Problem requirements | Please output the lines shown below exactly as they appear.

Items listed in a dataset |
========

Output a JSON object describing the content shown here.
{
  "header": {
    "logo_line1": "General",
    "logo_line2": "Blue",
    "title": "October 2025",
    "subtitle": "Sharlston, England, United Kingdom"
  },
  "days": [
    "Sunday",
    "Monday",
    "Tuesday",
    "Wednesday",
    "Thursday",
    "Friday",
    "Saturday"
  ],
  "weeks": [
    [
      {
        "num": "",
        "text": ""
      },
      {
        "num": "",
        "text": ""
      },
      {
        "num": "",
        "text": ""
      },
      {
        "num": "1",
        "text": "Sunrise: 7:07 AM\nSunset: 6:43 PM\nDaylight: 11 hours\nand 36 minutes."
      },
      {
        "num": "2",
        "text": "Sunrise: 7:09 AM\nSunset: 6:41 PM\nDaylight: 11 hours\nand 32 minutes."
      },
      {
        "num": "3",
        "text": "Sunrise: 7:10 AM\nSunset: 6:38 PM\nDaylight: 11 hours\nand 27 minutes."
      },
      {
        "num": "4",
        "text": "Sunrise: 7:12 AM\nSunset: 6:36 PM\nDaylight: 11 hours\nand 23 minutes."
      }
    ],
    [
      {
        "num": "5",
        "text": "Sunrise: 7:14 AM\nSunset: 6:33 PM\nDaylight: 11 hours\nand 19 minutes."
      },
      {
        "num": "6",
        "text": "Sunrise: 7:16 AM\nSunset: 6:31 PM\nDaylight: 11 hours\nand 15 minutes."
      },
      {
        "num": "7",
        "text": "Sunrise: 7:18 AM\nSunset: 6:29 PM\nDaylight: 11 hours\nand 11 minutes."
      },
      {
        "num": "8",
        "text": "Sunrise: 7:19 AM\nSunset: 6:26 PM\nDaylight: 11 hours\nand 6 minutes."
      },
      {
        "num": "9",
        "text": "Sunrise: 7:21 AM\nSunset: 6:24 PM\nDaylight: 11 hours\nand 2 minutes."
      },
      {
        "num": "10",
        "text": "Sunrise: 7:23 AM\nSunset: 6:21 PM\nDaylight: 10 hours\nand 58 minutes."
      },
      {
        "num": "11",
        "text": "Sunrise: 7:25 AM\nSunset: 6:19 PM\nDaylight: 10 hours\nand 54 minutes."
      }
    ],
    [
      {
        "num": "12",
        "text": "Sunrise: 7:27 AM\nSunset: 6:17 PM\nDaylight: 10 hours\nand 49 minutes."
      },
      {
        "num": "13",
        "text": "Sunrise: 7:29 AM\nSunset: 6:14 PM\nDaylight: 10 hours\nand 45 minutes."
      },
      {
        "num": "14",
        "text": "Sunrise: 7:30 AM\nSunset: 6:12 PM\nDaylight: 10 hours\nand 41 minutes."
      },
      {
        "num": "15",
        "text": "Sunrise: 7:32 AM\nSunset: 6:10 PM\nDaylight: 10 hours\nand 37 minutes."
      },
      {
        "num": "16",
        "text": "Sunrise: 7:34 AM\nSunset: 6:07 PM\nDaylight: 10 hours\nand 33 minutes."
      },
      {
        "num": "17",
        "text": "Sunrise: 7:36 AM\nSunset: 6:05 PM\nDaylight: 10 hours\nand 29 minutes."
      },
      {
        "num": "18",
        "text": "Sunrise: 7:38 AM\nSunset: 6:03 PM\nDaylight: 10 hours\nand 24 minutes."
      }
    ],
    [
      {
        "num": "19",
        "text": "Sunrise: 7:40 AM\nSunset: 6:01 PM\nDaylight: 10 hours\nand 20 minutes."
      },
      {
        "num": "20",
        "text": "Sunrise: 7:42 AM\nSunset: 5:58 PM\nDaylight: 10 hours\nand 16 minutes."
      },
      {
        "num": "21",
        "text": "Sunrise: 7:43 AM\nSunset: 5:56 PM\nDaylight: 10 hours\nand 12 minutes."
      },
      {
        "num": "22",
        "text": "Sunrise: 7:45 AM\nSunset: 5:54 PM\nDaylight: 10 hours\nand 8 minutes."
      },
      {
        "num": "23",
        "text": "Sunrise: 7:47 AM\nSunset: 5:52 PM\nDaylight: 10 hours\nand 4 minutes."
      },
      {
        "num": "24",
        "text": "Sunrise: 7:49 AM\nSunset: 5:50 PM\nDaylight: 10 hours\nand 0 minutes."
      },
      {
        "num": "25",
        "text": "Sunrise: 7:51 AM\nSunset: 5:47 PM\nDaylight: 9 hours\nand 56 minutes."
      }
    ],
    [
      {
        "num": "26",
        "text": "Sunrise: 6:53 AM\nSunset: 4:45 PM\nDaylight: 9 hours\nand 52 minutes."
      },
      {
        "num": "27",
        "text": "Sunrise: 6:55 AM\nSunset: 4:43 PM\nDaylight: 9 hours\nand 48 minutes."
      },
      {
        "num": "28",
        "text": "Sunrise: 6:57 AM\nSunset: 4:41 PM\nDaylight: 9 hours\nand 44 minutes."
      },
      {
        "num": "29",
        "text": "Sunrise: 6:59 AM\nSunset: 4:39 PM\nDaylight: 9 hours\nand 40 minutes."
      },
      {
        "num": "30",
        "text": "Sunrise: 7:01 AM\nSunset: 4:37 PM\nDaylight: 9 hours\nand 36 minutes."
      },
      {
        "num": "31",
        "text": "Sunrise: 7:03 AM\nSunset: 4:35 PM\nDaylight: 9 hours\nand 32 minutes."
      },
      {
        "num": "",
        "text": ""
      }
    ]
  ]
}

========

Reply |
Output a JSON object describing the content shown here.
{
  "header": {
    "logo_line1": "General",
    "logo_line2": "Blue",
    "title": "October 2025",
    "subtitle": "Sharlston, England, United Kingdom"
  },
  "days": [
    "Sunday",
    "Monday",
    "Tuesday",
    "Wednesday",
    "Thursday",
    "Friday",
    "Saturday"
  ],
  "weeks": [
    [
      {
        "num": "",
        "text": ""
      },
      {
        "num": "",
        "text": ""
      },
      {
        "num": "",
        "text": ""
      },
      {
        "num": "1",
        "text": "Sunrise: 7:07 AM\nSunset: 6:43 PM\nDaylight: 11 hours\nand 36 minutes."
      },
      {
        "num": "2",
        "text": "Sunrise: 7:09 AM\nSunset: 6:41 PM\nDaylight: 11 hours\nand 32 minutes."
      },
      {
        "num": "3",
        "text": "Sunrise: 7:10 AM\nSunset: 6:38 PM\nDaylight: 11 hours\nand 27 minutes."
      },
      {
        "num": "4",
        "text": "Sunrise: 7:12 AM\nSunset: 6:36 PM\nDaylight: 11 hours\nand 23 minutes."
      }
    ],
    [
      {
        "num": "5",
        "text": "Sunrise: 7:14 AM\nSunset: 6:33 PM\nDaylight: 11 hours\nand 19 minutes."
      },
      {
        "num": "6",
        "text": "Sunrise: 7:16 AM\nSunset: 6:31 PM\nDaylight: 11 hours\nand 15 minutes."
      },
      {
        "num": "7",
        "text": "Sunrise: 7:18 AM\nSunset: 6:29 PM\nDaylight: 11 hours\nand 11 minutes."
      },
      {
        "num": "8",
        "text": "Sunrise: 7:19 AM\nSunset: 6:26 PM\nDaylight: 11 hours\nand 6 minutes."
      },
      {
        "num": "9",
        "text": "Sunrise: 7:21 AM\nSunset: 6:24 PM\nDaylight: 11 hours\nand 2 minutes."
      },
      {
        "num": "10",
        "text": "Sunrise: 7:23 AM\nSunset: 6:21 PM\nDaylight: 10 hours\nand 58 minutes."
      },
      {
        "num": "11",
        "text": "Sunrise: 7:25 AM\nSunset: 6:19 PM\nDaylight: 10 hours\nand 54 minutes."
      }
    ],
    [
      {
        "num": "12",
        "text": "Sunrise: 7:27 AM\nSunset: 6:17 PM\nDaylight: 10 hours\nand 49 minutes."
      },
      {
        "num": "13",
        "text": "Sunrise: 7:29 AM\nSunset: 6:14 PM\nDaylight: 10 hours\nand 45 minutes."
      },
      {
        "num": "14",
        "text": "Sunrise: 7:30 AM\nSunset: 6:12 PM\nDaylight: 10 hours\nand 41 minutes."
      },
      {
        "num": "15",
        "text": "Sunrise: 7:32 AM\nSunset: 6:10 PM\nDaylight: 10 hours\nand 37 minutes."
      },
      {
        "num": "16",
        "text": "Sunrise: 7:34 AM\nSunset: 6:07 PM\nDaylight: 10 hours\nand 33 minutes."
      },
      {
        "num": "17",
        "text": "Sunrise: 7:36 AM\nSunset: 6:05 PM\nDaylight: 10 hours\nand 29 minutes."
      },
      {
        "num": "18",
        "text": "Sunrise: 7:38 AM\nSunset: 6:03 PM\nDaylight: 10 hours\nand 24 minutes."
      }
    ],
    [
      {
        "num": "19",
        "text": "Sunrise: 7:40 AM\nSunset: 6:01 PM\nDaylight: 10 hours\nand 20 minutes."
      },
      {
        "num": "20",
        "text": "Sunrise: 7:42 AM\nSunset: 5:58 PM\nDaylight: 10 hours\nand 16 minutes."
      },
      {
        "num": "21",
        "text": "Sunrise: 7:43 AM\nSunset: 5:56 PM\nDaylight: 10 hours\nand 12 minutes."
      },
      {
        "num": "22",
        "text": "Sunrise: 7:45 AM\nSunset: 5:54 PM\nDaylight: 10 hours\nand 8 minutes."
      },
      {
        "num": "23",
        "text": "Sunrise: 7:47 AM\nSunset: 5:52 PM\nDaylight: 10 hours\nand 4 minutes."
      },
      {
        "num": "24",
        "text": "Sunrise: 7:49 AM\nSunset: 5:50 PM\nDaylight: 10 hours\nand 0 minutes."
      },
      {
        "num": "25",
        "text": "Sunrise: 7:51 AM\nSunset: 5:47 PM\nDaylight: 9 hours\nand 56 minutes."
      }
    ],
    [
      {
        "num": "26",
        "text": "Sunrise: 6:53 AM\nSunset: 4:45 PM\nDaylight: 9 hours\nand 52 minutes."
      },
      {
        "num": "27",
        "text": "Sunrise: 6:55 AM\nSunset: 4:43 PM\nDaylight: 9 hours\nand 48 minutes."
      },
      {
        "num": "28",
        "text": "Sunrise: 6:57 AM\nSunset: 4:41 PM\nDaylight: 9 hours\nand 44 minutes."
      },
      {
        "num": "29",
        "text": "Sunrise: 6:59 AM\nSunset: 4:39 PM\nDaylight: 9 hours\nand 40 minutes."
      },
      {
        "num": "30",
        "text": "Sunrise: 7:01 AM\nSunset: 4:37 PM\nDaylight: 9 hours\nand 36 minutes."
      },
      {
        "num": "31",
        "text": "Sunrise: 7:03 AM\nSunset: 4:35 PM\nDaylight: 9 hours\nand 32 minutes."
      },
      {
        "num": "",
        "text": ""
      }
    ]
  ]
}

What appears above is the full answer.